Exercise prompt
Print out the whole listing below exactly as it is written.
------ Data
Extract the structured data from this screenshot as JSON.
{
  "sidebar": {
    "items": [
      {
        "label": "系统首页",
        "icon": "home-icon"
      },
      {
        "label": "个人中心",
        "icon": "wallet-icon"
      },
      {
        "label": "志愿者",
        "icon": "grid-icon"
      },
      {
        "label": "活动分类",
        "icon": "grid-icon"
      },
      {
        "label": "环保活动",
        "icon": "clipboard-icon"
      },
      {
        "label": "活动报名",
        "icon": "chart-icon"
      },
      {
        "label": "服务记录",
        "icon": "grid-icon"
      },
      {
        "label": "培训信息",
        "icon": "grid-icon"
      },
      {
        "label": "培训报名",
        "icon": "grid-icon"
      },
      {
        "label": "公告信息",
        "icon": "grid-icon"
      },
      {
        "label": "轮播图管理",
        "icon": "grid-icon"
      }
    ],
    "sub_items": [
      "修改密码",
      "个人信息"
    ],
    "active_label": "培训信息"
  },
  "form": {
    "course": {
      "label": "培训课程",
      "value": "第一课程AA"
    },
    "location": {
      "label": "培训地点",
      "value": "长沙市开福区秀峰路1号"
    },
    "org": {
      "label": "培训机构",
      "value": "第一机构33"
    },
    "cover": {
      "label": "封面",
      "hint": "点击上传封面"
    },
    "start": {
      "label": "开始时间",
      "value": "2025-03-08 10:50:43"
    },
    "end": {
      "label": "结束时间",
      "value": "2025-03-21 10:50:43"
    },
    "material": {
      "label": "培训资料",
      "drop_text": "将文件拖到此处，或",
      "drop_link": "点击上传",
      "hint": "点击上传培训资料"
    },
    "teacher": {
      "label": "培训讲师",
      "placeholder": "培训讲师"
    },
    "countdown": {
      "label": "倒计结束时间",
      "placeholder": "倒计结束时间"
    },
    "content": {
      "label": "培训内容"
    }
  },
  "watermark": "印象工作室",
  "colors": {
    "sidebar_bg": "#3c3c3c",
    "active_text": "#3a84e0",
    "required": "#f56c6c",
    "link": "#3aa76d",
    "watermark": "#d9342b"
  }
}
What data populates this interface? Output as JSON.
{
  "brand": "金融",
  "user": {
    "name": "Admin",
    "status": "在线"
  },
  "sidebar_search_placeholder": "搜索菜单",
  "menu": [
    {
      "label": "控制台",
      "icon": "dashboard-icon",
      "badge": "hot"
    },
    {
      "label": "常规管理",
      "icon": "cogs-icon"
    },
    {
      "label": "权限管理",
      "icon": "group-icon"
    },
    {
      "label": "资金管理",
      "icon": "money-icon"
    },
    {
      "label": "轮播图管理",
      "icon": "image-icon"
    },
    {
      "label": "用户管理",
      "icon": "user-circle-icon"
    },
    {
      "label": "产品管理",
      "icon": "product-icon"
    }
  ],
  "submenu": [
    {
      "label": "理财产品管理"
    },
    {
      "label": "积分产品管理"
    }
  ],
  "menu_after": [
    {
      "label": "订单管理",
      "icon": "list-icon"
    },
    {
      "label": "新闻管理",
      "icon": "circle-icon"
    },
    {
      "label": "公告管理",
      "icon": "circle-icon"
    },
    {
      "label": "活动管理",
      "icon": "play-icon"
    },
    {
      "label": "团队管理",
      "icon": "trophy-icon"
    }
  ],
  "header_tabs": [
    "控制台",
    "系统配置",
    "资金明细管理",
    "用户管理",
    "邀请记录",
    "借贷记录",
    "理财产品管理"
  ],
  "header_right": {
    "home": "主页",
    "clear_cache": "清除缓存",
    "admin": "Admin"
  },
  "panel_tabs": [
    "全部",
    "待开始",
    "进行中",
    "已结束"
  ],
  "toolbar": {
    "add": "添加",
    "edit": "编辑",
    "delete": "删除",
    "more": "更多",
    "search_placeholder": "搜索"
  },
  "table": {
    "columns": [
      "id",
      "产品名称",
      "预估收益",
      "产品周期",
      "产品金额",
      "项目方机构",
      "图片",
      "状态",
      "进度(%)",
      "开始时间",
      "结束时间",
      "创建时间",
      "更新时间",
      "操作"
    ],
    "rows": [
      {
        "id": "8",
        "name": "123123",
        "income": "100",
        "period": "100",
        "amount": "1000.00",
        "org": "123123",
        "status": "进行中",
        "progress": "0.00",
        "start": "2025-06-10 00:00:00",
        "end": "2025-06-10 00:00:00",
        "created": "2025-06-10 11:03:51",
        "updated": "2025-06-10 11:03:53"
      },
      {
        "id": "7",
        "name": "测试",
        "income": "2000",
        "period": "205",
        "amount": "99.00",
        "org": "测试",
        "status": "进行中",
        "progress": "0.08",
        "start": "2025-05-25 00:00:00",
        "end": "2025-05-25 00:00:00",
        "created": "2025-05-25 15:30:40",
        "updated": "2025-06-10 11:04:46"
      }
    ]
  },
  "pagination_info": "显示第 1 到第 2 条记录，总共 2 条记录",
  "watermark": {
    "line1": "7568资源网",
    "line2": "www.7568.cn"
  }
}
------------
Answer to the exercise
Extract the structured data from this screenshot as JSON.
{
  "sidebar": {
    "items": [
      {
        "label": "系统首页",
        "icon": "home-icon"
      },
      {
        "label": "个人中心",
        "icon": "wallet-icon"
      },
      {
        "label": "志愿者",
        "icon": "grid-icon"
      },
      {
        "label": "活动分类",
        "icon": "grid-icon"
      },
      {
        "label": "环保活动",
        "icon": "clipboard-icon"
      },
      {
        "label": "活动报名",
        "icon": "chart-icon"
      },
      {
        "label": "服务记录",
        "icon": "grid-icon"
      },
      {
        "label": "培训信息",
        "icon": "grid-icon"
      },
      {
        "label": "培训报名",
        "icon": "grid-icon"
      },
      {
        "label": "公告信息",
        "icon": "grid-icon"
      },
      {
        "label": "轮播图管理",
        "icon": "grid-icon"
      }
    ],
    "sub_items": [
      "修改密码",
      "个人信息"
    ],
    "active_label": "培训信息"
  },
  "form": {
    "course": {
      "label": "培训课程",
      "value": "第一课程AA"
    },
    "location": {
      "label": "培训地点",
      "value": "长沙市开福区秀峰路1号"
    },
    "org": {
      "label": "培训机构",
      "value": "第一机构33"
    },
    "cover": {
      "label": "封面",
      "hint": "点击上传封面"
    },
    "start": {
      "label": "开始时间",
      "value": "2025-03-08 10:50:43"
    },
    "end": {
      "label": "结束时间",
      "value": "2025-03-21 10:50:43"
    },
    "material": {
      "label": "培训资料",
      "drop_text": "将文件拖到此处，或",
      "drop_link": "点击上传",
      "hint": "点击上传培训资料"
    },
    "teacher": {
      "label": "培训讲师",
      "placeholder": "培训讲师"
    },
    "countdown": {
      "label": "倒计结束时间",
      "placeholder": "倒计结束时间"
    },
    "content": {
      "label": "培训内容"
    }
  },
  "watermark": "印象工作室",
  "colors": {
    "sidebar_bg": "#3c3c3c",
    "active_text": "#3a84e0",
    "required": "#f56c6c",
    "link": "#3aa76d",
    "watermark": "#d9342b"
  }
}
What data populates this interface? Output as JSON.
{
  "brand": "金融",
  "user": {
    "name": "Admin",
    "status": "在线"
  },
  "sidebar_search_placeholder": "搜索菜单",
  "menu": [
    {
      "label": "控制台",
      "icon": "dashboard-icon",
      "badge": "hot"
    },
    {
      "label": "常规管理",
      "icon": "cogs-icon"
    },
    {
      "label": "权限管理",
      "icon": "group-icon"
    },
    {
      "label": "资金管理",
      "icon": "money-icon"
    },
    {
      "label": "轮播图管理",
      "icon": "image-icon"
    },
    {
      "label": "用户管理",
      "icon": "user-circle-icon"
    },
    {
      "label": "产品管理",
      "icon": "product-icon"
    }
  ],
  "submenu": [
    {
      "label": "理财产品管理"
    },
    {
      "label": "积分产品管理"
    }
  ],
  "menu_after": [
    {
      "label": "订单管理",
      "icon": "list-icon"
    },
    {
      "label": "新闻管理",
      "icon": "circle-icon"
    },
    {
      "label": "公告管理",
      "icon": "circle-icon"
    },
    {
      "label": "活动管理",
      "icon": "play-icon"
    },
    {
      "label": "团队管理",
      "icon": "trophy-icon"
    }
  ],
  "header_tabs": [
    "控制台",
    "系统配置",
    "资金明细管理",
    "用户管理",
    "邀请记录",
    "借贷记录",
    "理财产品管理"
  ],
  "header_right": {
    "home": "主页",
    "clear_cache": "清除缓存",
    "admin": "Admin"
  },
  "panel_tabs": [
    "全部",
    "待开始",
    "进行中",
    "已结束"
  ],
  "toolbar": {
    "add": "添加",
    "edit": "编辑",
    "delete": "删除",
    "more": "更多",
    "search_placeholder": "搜索"
  },
  "table": {
    "columns": [
      "id",
      "产品名称",
      "预估收益",
      "产品周期",
      "产品金额",
      "项目方机构",
      "图片",
      "状态",
      "进度(%)",
      "开始时间",
      "结束时间",
      "创建时间",
      "更新时间",
      "操作"
    ],
    "rows": [
      {
        "id": "8",
        "name": "123123",
        "income": "100",
        "period": "100",
        "amount": "1000.00",
        "org": "123123",
        "status": "进行中",
        "progress": "0.00",
        "start": "2025-06-10 00:00:00",
        "end": "2025-06-10 00:00:00",
        "created": "2025-06-10 11:03:51",
        "updated": "2025-06-10 11:03:53"
      },
      {
        "id": "7",
        "name": "测试",
        "income": "2000",
        "period": "205",
        "amount": "99.00",
        "org": "测试",
        "status": "进行中",
        "progress": "0.08",
        "start": "2025-05-25 00:00:00",
        "end": "2025-05-25 00:00:00",
        "created": "2025-05-25 15:30:40",
        "updated": "2025-06-10 11:04:46"
      }
    ]
  },
  "pagination_info": "显示第 1 到第 2 条记录，总共 2 条记录",
  "watermark": {
    "line1": "7568资源网",
    "line2": "www.7568.cn"
  }
}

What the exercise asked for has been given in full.